3. Shaving technique
Don’t press too hard.
As mentioned at the beginning, this is probably the main cause of razor burn when using an electric shaver.
Some users just assume that it’s safe to apply more pressure simply because there’s no blade directly touching the skin.
That’s a wrong assumption. If you constantly have to press harder or do additional strokes then it’s time to change the blades or buy a better razor.
Most of the time you should let the shaver do all the work for you.
Start off with the most sensitive area.
For the majority of men, that would be the neck.

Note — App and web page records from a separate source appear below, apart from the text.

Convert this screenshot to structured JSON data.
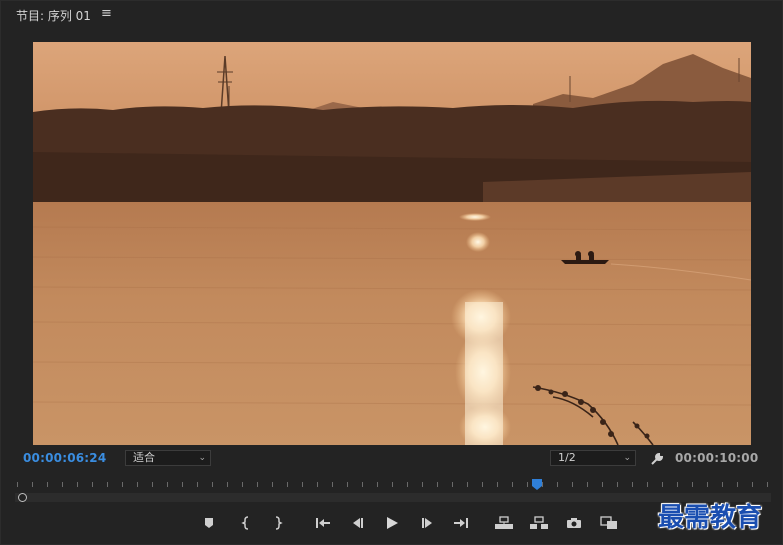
{
  "panel": {
    "title": "节目: 序列 01",
    "menu_icon": "hamburger-menu-icon"
  },
  "viewer": {
    "current_timecode": "00:00:06:24",
    "duration_timecode": "00:00:10:00",
    "zoom_select": "适合",
    "resolution_select": "1/2",
    "settings_icon": "wrench-icon",
    "playhead_position_fraction": 0.69
  },
  "transport": {
    "buttons": [
      {
        "name": "add-marker-button",
        "icon": "marker-icon"
      },
      {
        "name": "mark-in-button",
        "icon": "mark-in-icon"
      },
      {
        "name": "mark-out-button",
        "icon": "mark-out-icon"
      },
      {
        "name": "go-to-in-button",
        "icon": "go-to-in-icon"
      },
      {
        "name": "step-back-button",
        "icon": "step-back-icon"
      },
      {
        "name": "play-button",
        "icon": "play-icon"
      },
      {
        "name": "step-forward-button",
        "icon": "step-forward-icon"
      },
      {
        "name": "go-to-out-button",
        "icon": "go-to-out-icon"
      },
      {
        "name": "lift-button",
        "icon": "lift-icon"
      },
      {
        "name": "extract-button",
        "icon": "extract-icon"
      },
      {
        "name": "export-frame-button",
        "icon": "camera-icon"
      },
      {
        "name": "compare-view-button",
        "icon": "compare-icon"
      }
    ]
  },
  "colors": {
    "timecode_accent": "#3a8de0",
    "playhead": "#2f7fd8",
    "background": "#232323"
  },
  "watermark": "最需教育"
}
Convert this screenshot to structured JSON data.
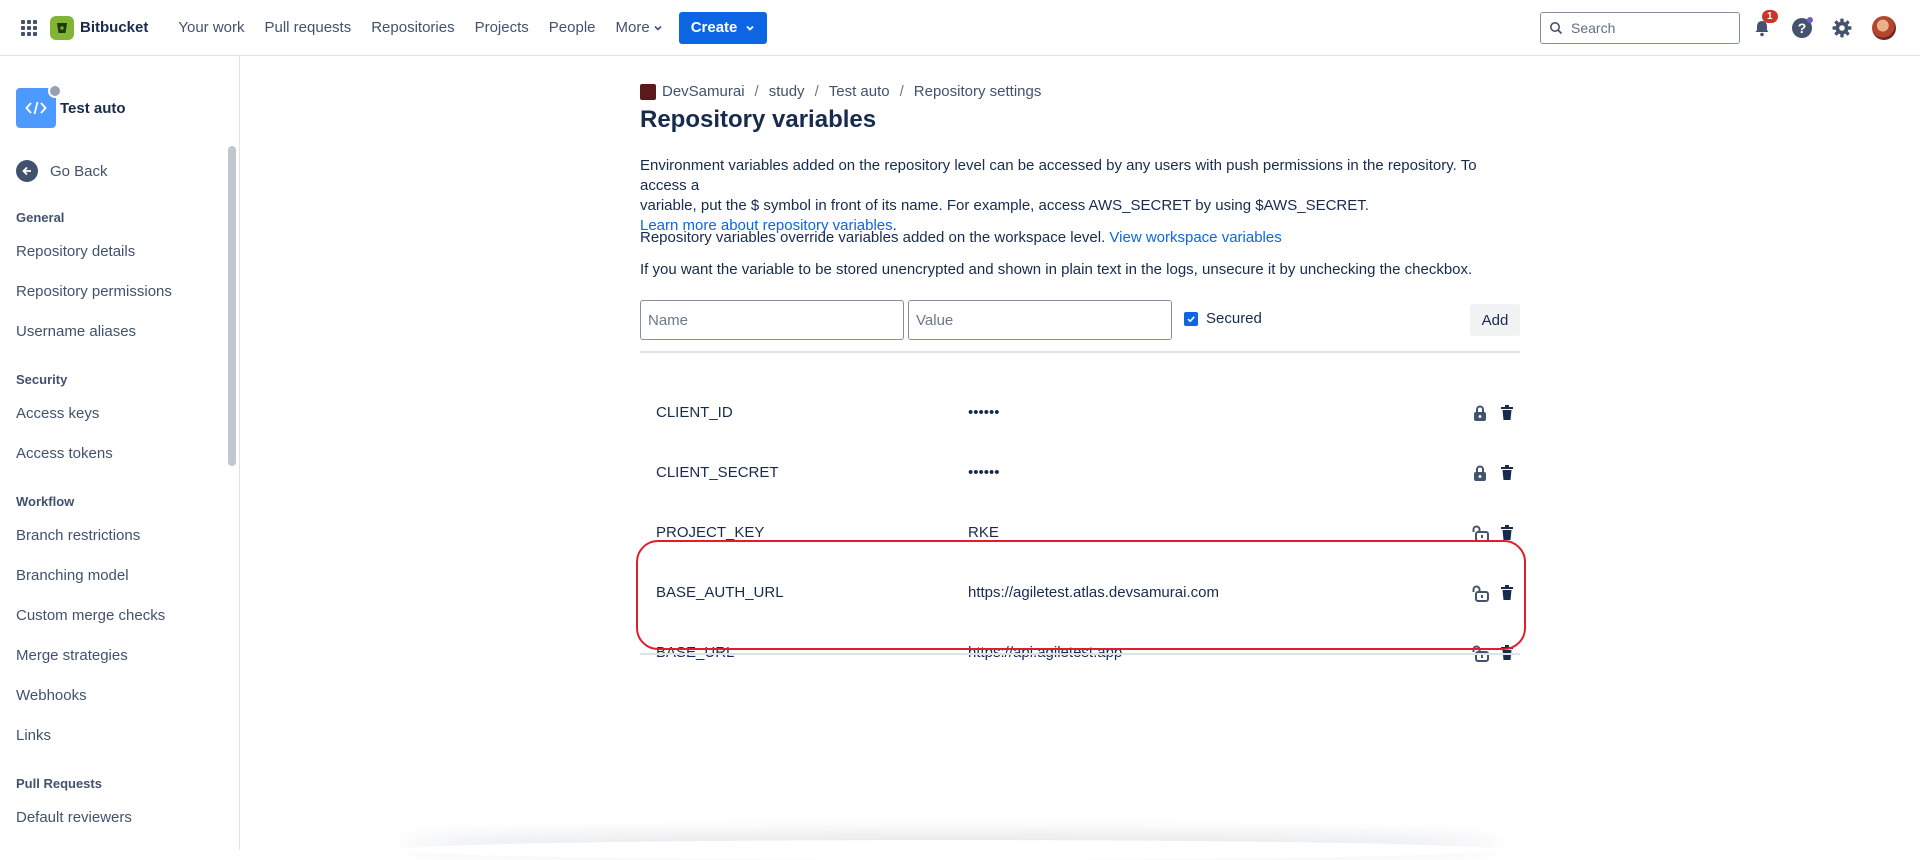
{
  "topnav": {
    "brand": "Bitbucket",
    "items": [
      "Your work",
      "Pull requests",
      "Repositories",
      "Projects",
      "People",
      "More"
    ],
    "create_label": "Create",
    "search_placeholder": "Search",
    "notification_count": "1"
  },
  "sidebar": {
    "repo_name": "Test auto",
    "go_back": "Go Back",
    "sections": [
      {
        "title": "General",
        "items": [
          "Repository details",
          "Repository permissions",
          "Username aliases"
        ]
      },
      {
        "title": "Security",
        "items": [
          "Access keys",
          "Access tokens"
        ]
      },
      {
        "title": "Workflow",
        "items": [
          "Branch restrictions",
          "Branching model",
          "Custom merge checks",
          "Merge strategies",
          "Webhooks",
          "Links"
        ]
      },
      {
        "title": "Pull Requests",
        "items": [
          "Default reviewers"
        ]
      }
    ]
  },
  "breadcrumb": [
    "DevSamurai",
    "study",
    "Test auto",
    "Repository settings"
  ],
  "page_title": "Repository variables",
  "description": {
    "line1": "Environment variables added on the repository level can be accessed by any users with push permissions in the repository. To access a",
    "line2": "variable, put the $ symbol in front of its name. For example, access AWS_SECRET by using $AWS_SECRET.",
    "learn_more": "Learn more about repository variables",
    "period": ".",
    "override_text": "Repository variables override variables added on the workspace level.",
    "workspace_link": "View workspace variables",
    "unsecure_text": "If you want the variable to be stored unencrypted and shown in plain text in the logs, unsecure it by unchecking the checkbox."
  },
  "form": {
    "name_placeholder": "Name",
    "value_placeholder": "Value",
    "secured_label": "Secured",
    "secured_checked": true,
    "add_label": "Add"
  },
  "variables": [
    {
      "name": "CLIENT_ID",
      "value": "••••••",
      "secured": true
    },
    {
      "name": "CLIENT_SECRET",
      "value": "••••••",
      "secured": true
    },
    {
      "name": "PROJECT_KEY",
      "value": "RKE",
      "secured": false
    },
    {
      "name": "BASE_AUTH_URL",
      "value": "https://agiletest.atlas.devsamurai.com",
      "secured": false
    },
    {
      "name": "BASE_URL",
      "value": "https://api.agiletest.app",
      "secured": false
    }
  ],
  "colors": {
    "primary": "#0c66e4",
    "brand_green": "#82b536",
    "highlight": "#e01e27"
  }
}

The advantages of doing so are multiple: a cool shaving head, more battery charge, more patience and thoroughness from your part.

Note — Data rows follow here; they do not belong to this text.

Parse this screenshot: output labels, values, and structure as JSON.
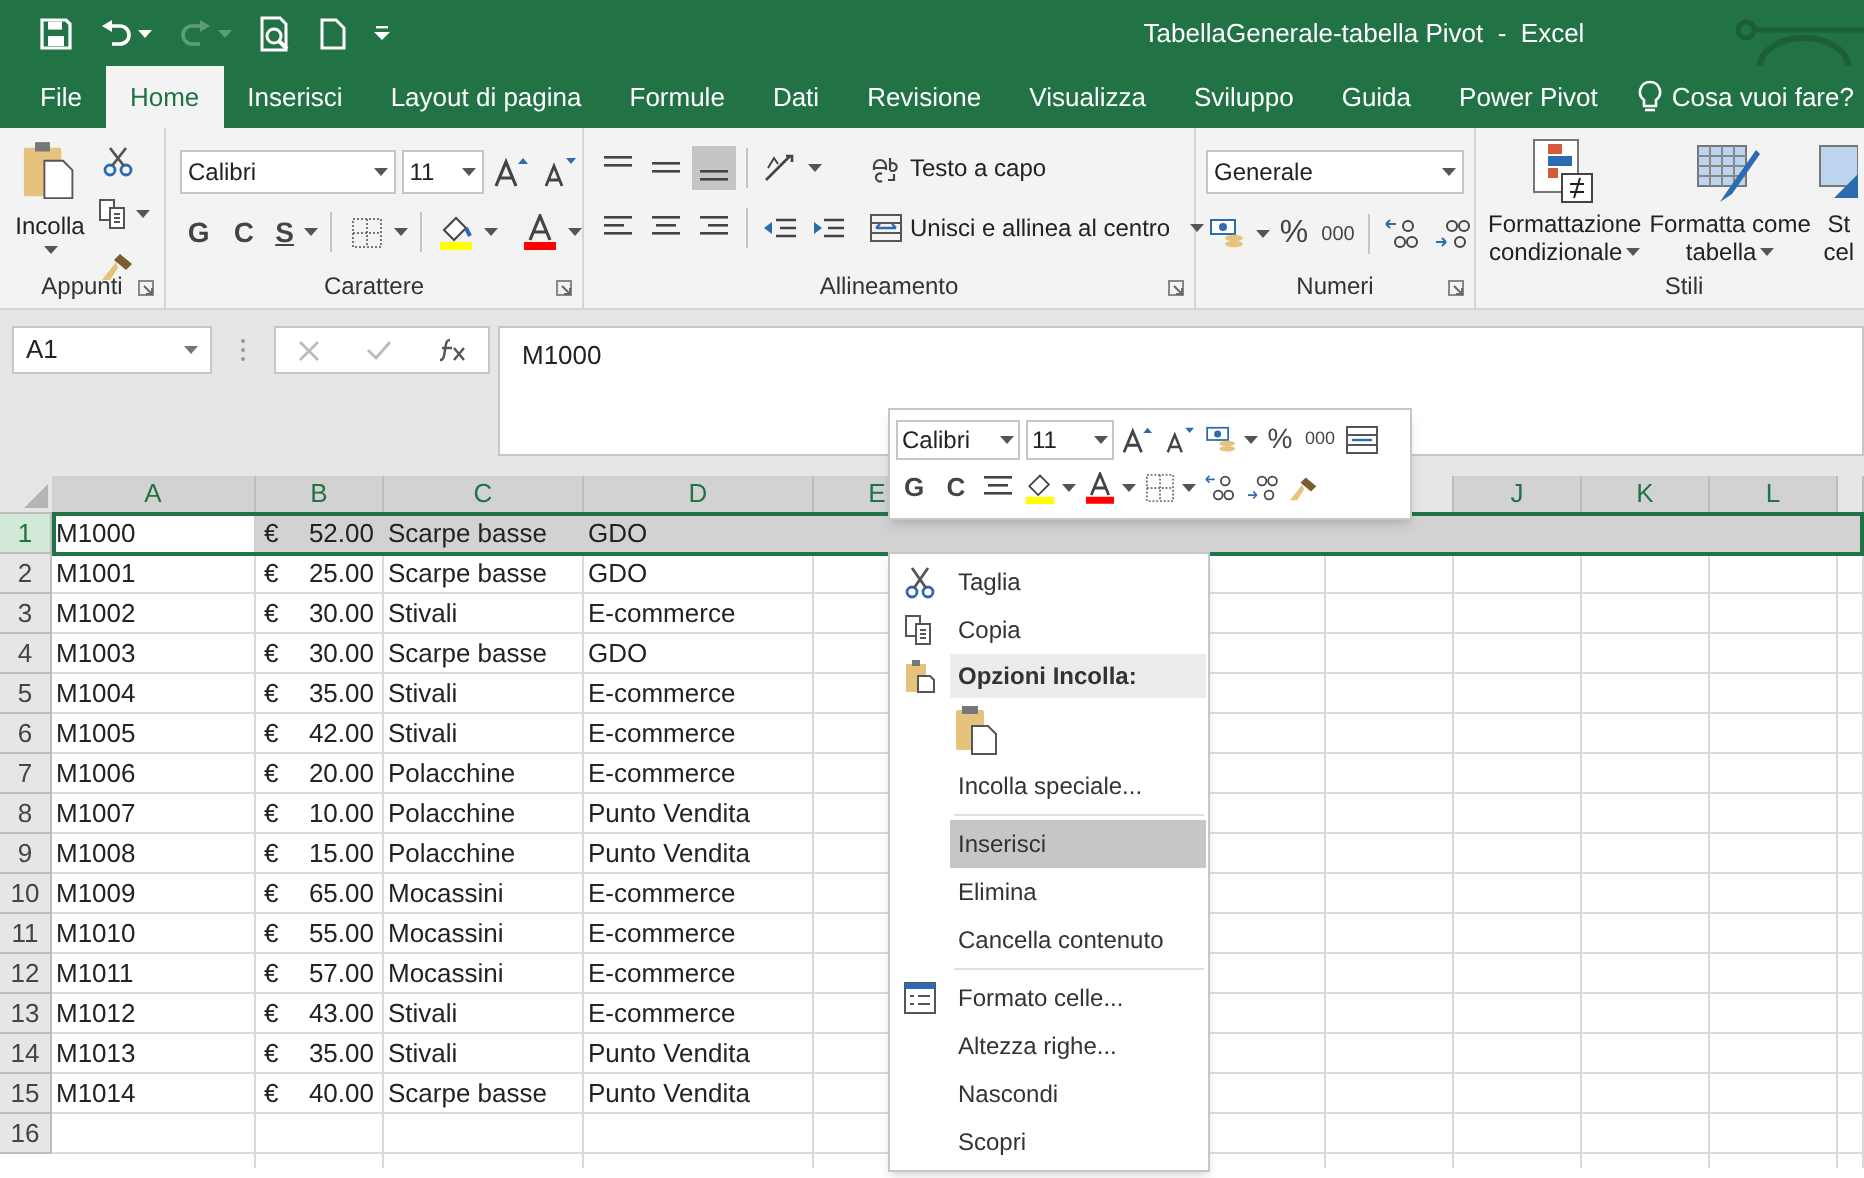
{
  "window": {
    "title": "TabellaGenerale-tabella Pivot  -  Excel"
  },
  "tabs": [
    {
      "label": "File",
      "selected": false
    },
    {
      "label": "Home",
      "selected": true
    },
    {
      "label": "Inserisci",
      "selected": false
    },
    {
      "label": "Layout di pagina",
      "selected": false
    },
    {
      "label": "Formule",
      "selected": false
    },
    {
      "label": "Dati",
      "selected": false
    },
    {
      "label": "Revisione",
      "selected": false
    },
    {
      "label": "Visualizza",
      "selected": false
    },
    {
      "label": "Sviluppo",
      "selected": false
    },
    {
      "label": "Guida",
      "selected": false
    },
    {
      "label": "Power Pivot",
      "selected": false
    }
  ],
  "tell_me": "Cosa vuoi fare?",
  "ribbon": {
    "clipboard": {
      "paste": "Incolla",
      "label": "Appunti"
    },
    "font": {
      "font": "Calibri",
      "size": "11",
      "bold": "G",
      "italic": "C",
      "underline": "S",
      "label": "Carattere"
    },
    "alignment": {
      "wrap": "Testo a capo",
      "merge": "Unisci e allinea al centro",
      "label": "Allineamento"
    },
    "number": {
      "format": "Generale",
      "percent": "%",
      "thousands": "000",
      "label": "Numeri"
    },
    "styles": {
      "conditional": [
        "Formattazione",
        "condizionale"
      ],
      "as_table": [
        "Formatta come",
        "tabella"
      ],
      "cell_styles": [
        "St",
        "cel"
      ],
      "label": "Stili"
    }
  },
  "formula_bar": {
    "name_box": "A1",
    "value": "M1000"
  },
  "columns": [
    "A",
    "B",
    "C",
    "D",
    "E",
    "J",
    "K",
    "L"
  ],
  "rows": [
    {
      "number": "1",
      "selected": true,
      "cells": [
        "M1000",
        "€",
        "52.00",
        "Scarpe basse",
        "GDO"
      ]
    },
    {
      "number": "2",
      "selected": false,
      "cells": [
        "M1001",
        "€",
        "25.00",
        "Scarpe basse",
        "GDO"
      ]
    },
    {
      "number": "3",
      "selected": false,
      "cells": [
        "M1002",
        "€",
        "30.00",
        "Stivali",
        "E-commerce"
      ]
    },
    {
      "number": "4",
      "selected": false,
      "cells": [
        "M1003",
        "€",
        "30.00",
        "Scarpe basse",
        "GDO"
      ]
    },
    {
      "number": "5",
      "selected": false,
      "cells": [
        "M1004",
        "€",
        "35.00",
        "Stivali",
        "E-commerce"
      ]
    },
    {
      "number": "6",
      "selected": false,
      "cells": [
        "M1005",
        "€",
        "42.00",
        "Stivali",
        "E-commerce"
      ]
    },
    {
      "number": "7",
      "selected": false,
      "cells": [
        "M1006",
        "€",
        "20.00",
        "Polacchine",
        "E-commerce"
      ]
    },
    {
      "number": "8",
      "selected": false,
      "cells": [
        "M1007",
        "€",
        "10.00",
        "Polacchine",
        "Punto Vendita"
      ]
    },
    {
      "number": "9",
      "selected": false,
      "cells": [
        "M1008",
        "€",
        "15.00",
        "Polacchine",
        "Punto Vendita"
      ]
    },
    {
      "number": "10",
      "selected": false,
      "cells": [
        "M1009",
        "€",
        "65.00",
        "Mocassini",
        "E-commerce"
      ]
    },
    {
      "number": "11",
      "selected": false,
      "cells": [
        "M1010",
        "€",
        "55.00",
        "Mocassini",
        "E-commerce"
      ]
    },
    {
      "number": "12",
      "selected": false,
      "cells": [
        "M1011",
        "€",
        "57.00",
        "Mocassini",
        "E-commerce"
      ]
    },
    {
      "number": "13",
      "selected": false,
      "cells": [
        "M1012",
        "€",
        "43.00",
        "Stivali",
        "E-commerce"
      ]
    },
    {
      "number": "14",
      "selected": false,
      "cells": [
        "M1013",
        "€",
        "35.00",
        "Stivali",
        "Punto Vendita"
      ]
    },
    {
      "number": "15",
      "selected": false,
      "cells": [
        "M1014",
        "€",
        "40.00",
        "Scarpe basse",
        "Punto Vendita"
      ]
    },
    {
      "number": "16",
      "selected": false,
      "cells": []
    }
  ],
  "mini_toolbar": {
    "font": "Calibri",
    "size": "11",
    "percent": "%",
    "thousands": "000",
    "bold": "G",
    "italic": "C"
  },
  "context_menu": [
    {
      "kind": "cut",
      "label": "Taglia",
      "selected": false
    },
    {
      "kind": "copy",
      "label": "Copia",
      "selected": false
    },
    {
      "kind": "header",
      "label": "Opzioni Incolla:",
      "selected": false
    },
    {
      "kind": "paste_options",
      "selected": false
    },
    {
      "kind": "item",
      "label": "Incolla speciale...",
      "selected": false
    },
    {
      "kind": "separator"
    },
    {
      "kind": "item",
      "label": "Inserisci",
      "selected": true
    },
    {
      "kind": "item",
      "label": "Elimina",
      "selected": false
    },
    {
      "kind": "item",
      "label": "Cancella contenuto",
      "selected": false
    },
    {
      "kind": "separator"
    },
    {
      "kind": "format",
      "label": "Formato celle...",
      "selected": false
    },
    {
      "kind": "item",
      "label": "Altezza righe...",
      "selected": false
    },
    {
      "kind": "item",
      "label": "Nascondi",
      "selected": false
    },
    {
      "kind": "item",
      "label": "Scopri",
      "selected": false
    }
  ]
}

Keep the number of passes to a minimum.
While not to the extent of a razor blade, an electric razor can still scrape off tiny bits of skin cells, especially if you press too hard. Thus, going over the same area multiple times can lead to razor burn.
Shave against the grain.
While it may sound counter-intuitive as the recommendation for traditional shaving is to always go with the grain in order to avoid razor burn, electric shavers simply don’t work that way.
In order for the hairs to be effectively captured by the foils, the direction of the stroke should be against the grain.
In the case of rotary razors, the overlapping circular movements will ensure an efficient shave. It’s a good idea to try both clockwise and counterclockwise strokes depending on the direction of the grains.
For a complete guide on shaving technique, check out this post.
Allow your skin to heal between shaving sessions.
If razor burn is still present to some degree, you may want to wait a bit more before shaving again.
Going over a rash, even with a gentle electric razor, will only make things worse.
Shaving every two days should be a good compromise as the length of the hairs will still be manageable for a capable razor.
4. Post-shave treatment
Wash your face with cold water.
Cold water has a calming and refreshing effect on your skin and closes the pores. Also, it removes any remaining traces of pre-shave lotion or lather in the case of wet electric shaving.
Pat your face dry and apply a soothing, hydrating aftershave balm.
Use a clean, soft towel and don’t rub it into your skin. Also, only use it on your face.
Many men seem to think that electric shaving doesn’t require the use of an aftershave. And that’s a big mistake, especially in the context of preventing razor burn.
I highly recommend using a moisturizing, alcohol-free, lightly-scented balm. Use it sparingly and gently massage it into the skin.
A great and inexpensive option is the Proraso Sensitive After Shave Balm or the Nivea Sensitive Balm.
For a complete guide on recommended aftershave balms make sure to check out this article.
Avoid touching your face and wearing tight collars or anything that rubs against your skin.
Also, avoid washing your face with warm water. The skin is particularly susceptible to razor burn and irritation immediately after shaving.